Sound design is the result of tons of pieces transformed to embellish picture and this library has got all these little elements for you to find and add to your design. The easiest way to get a good result is to use good material as the key ingredient, and this is a great addition to every sound artist's sound effects library. If you start to use these sounds for more than just what they are, it is because you have started to create, and that is where the fun and magic starts.
This library lies between sound design, sound effect, and Foley and can enhance every department of sound by adding textures, punches, releases, precision, clarity, diversity and color to any sound design. To our knowledge, it is the largest camera sound collection on the market right now plus with a high quality standard.
Sonomar and Pro Sound Effects teamed up their efforts to create this very exclusive, generous, accurate, and up to date sound collection of photography cameras with film and digital formats, covering cameras from the last century.
What makes this different from other sound libraries?
More than cameras with cranks, flashes and shutter releases, it’s also small motors, grindings, squeaks, handling in action and minimal lens movement, clicks and pops. Very small sounds recorded closely to the microphones.
Because of their high quality these sounds could be transformed and processed so I suggest exploring them closely in order to really hear the differences between real time and slower movements, this is really where this library is different from others. Having used the Sennheiser MKH8040 in ST with high frequency content, we have access to sounds which can’t be heard at normal hearing. Those sounds can be transposed in pitch and speed, and due to their very low noise floor, you can maintain most of the sonic properties while still having lots of room to create and manipulate.

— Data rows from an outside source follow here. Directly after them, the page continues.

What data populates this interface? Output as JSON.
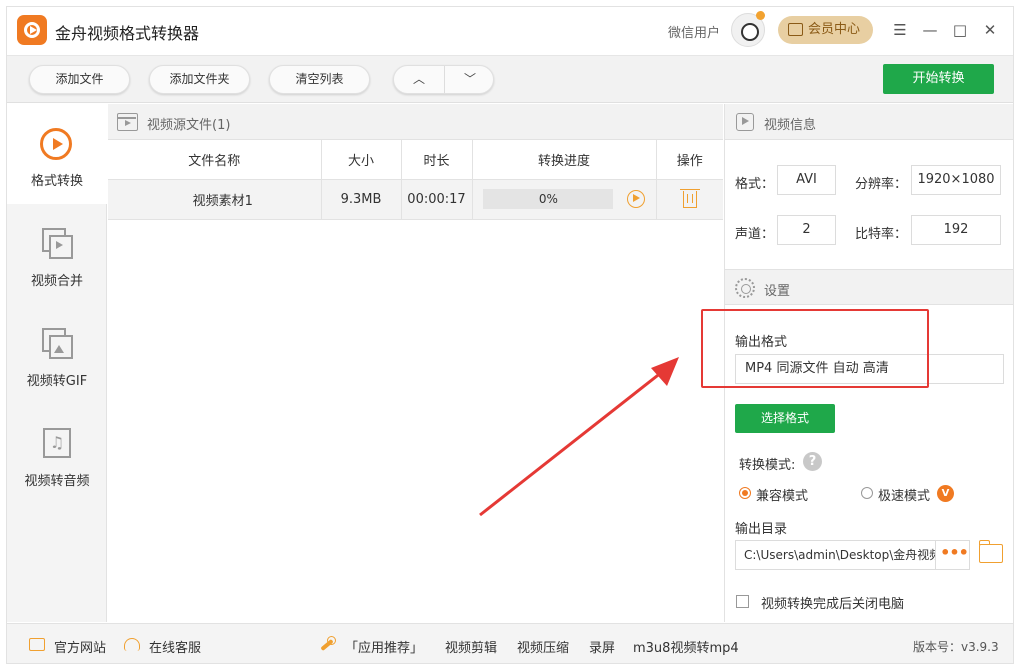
{
  "app": {
    "title": "金舟视频格式转换器",
    "user_name": "微信用户",
    "vip_label": "会员中心"
  },
  "window_controls": {
    "menu": "☰",
    "minimize": "—",
    "maximize": "□",
    "close": "✕"
  },
  "toolbar": {
    "add_file": "添加文件",
    "add_folder": "添加文件夹",
    "clear_list": "清空列表",
    "move_up": "︿",
    "move_down": "﹀",
    "start": "开始转换"
  },
  "sidebar": {
    "items": [
      {
        "label": "格式转换",
        "icon": "convert-icon",
        "active": true
      },
      {
        "label": "视频合并",
        "icon": "merge-icon",
        "active": false
      },
      {
        "label": "视频转GIF",
        "icon": "gif-icon",
        "active": false
      },
      {
        "label": "视频转音频",
        "icon": "audio-icon",
        "active": false
      }
    ]
  },
  "source": {
    "title": "视频源文件(1)",
    "columns": [
      "文件名称",
      "大小",
      "时长",
      "转换进度",
      "操作"
    ],
    "rows": [
      {
        "name": "视频素材1",
        "size": "9.3MB",
        "duration": "00:00:17",
        "progress_text": "0%",
        "progress": 0
      }
    ]
  },
  "video_info": {
    "title": "视频信息",
    "format_label": "格式：",
    "format": "AVI",
    "resolution_label": "分辨率：",
    "resolution": "1920×1080",
    "channel_label": "声道：",
    "channel": "2",
    "bitrate_label": "比特率：",
    "bitrate": "192"
  },
  "settings": {
    "title": "设置",
    "output_format_label": "输出格式",
    "output_format": "MP4 同源文件 自动 高清",
    "choose_format": "选择格式",
    "mode_label": "转换模式:",
    "help": "?",
    "mode_compatible": "兼容模式",
    "mode_fast": "极速模式",
    "vip_badge": "V",
    "selected_mode": "兼容模式",
    "output_dir_label": "输出目录",
    "output_dir": "C:\\Users\\admin\\Desktop\\金舟视频格式转换器",
    "dir_more": "•••",
    "shutdown_label": "视频转换完成后关闭电脑",
    "shutdown_checked": false
  },
  "footer": {
    "site": "官方网站",
    "service": "在线客服",
    "recommend": "「应用推荐」",
    "links": [
      "视频剪辑",
      "视频压缩",
      "录屏",
      "m3u8视频转mp4"
    ],
    "version": "版本号：v3.9.3"
  },
  "colors": {
    "accent": "#f07a22",
    "primary_green": "#1fa84a",
    "highlight_red": "#e53935",
    "vip_gold": "#e8cfa2"
  }
}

This collection was built thinking about creative sound designers who are in search for more than just common camera sound effects, but rather new material they can manipulate freely to create pristine and impressive sound design.

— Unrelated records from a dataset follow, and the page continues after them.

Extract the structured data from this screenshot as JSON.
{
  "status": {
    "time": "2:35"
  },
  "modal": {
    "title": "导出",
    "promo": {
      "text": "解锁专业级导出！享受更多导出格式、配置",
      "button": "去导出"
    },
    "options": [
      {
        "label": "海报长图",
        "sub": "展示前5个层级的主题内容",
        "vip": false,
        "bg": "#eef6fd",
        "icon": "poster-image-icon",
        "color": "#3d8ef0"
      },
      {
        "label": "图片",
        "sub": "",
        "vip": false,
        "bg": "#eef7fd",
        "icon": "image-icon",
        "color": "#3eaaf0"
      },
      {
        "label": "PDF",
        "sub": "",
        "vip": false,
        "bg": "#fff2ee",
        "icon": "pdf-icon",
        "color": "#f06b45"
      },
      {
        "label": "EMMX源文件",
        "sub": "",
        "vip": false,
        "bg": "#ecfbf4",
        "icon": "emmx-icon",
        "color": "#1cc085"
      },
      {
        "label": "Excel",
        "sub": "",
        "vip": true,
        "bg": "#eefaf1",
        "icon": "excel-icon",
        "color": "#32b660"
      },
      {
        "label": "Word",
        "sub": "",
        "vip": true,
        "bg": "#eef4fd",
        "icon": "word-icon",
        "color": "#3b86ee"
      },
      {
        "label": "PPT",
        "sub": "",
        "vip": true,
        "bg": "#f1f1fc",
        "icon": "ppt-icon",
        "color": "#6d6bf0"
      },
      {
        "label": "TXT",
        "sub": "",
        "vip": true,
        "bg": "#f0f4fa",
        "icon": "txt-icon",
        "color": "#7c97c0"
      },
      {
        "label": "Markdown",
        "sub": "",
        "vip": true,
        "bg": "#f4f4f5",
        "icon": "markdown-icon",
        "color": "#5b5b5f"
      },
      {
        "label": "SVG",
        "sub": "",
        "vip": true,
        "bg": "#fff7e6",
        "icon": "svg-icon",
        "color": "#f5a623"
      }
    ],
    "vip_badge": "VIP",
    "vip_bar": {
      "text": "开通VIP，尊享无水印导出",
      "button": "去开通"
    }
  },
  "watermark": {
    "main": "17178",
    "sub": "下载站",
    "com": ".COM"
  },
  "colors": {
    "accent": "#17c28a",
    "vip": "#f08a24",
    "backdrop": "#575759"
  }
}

"The easiest way to get a good result is to use good material as the key ingredient, and this is a great addition to every sound artists sound effects library."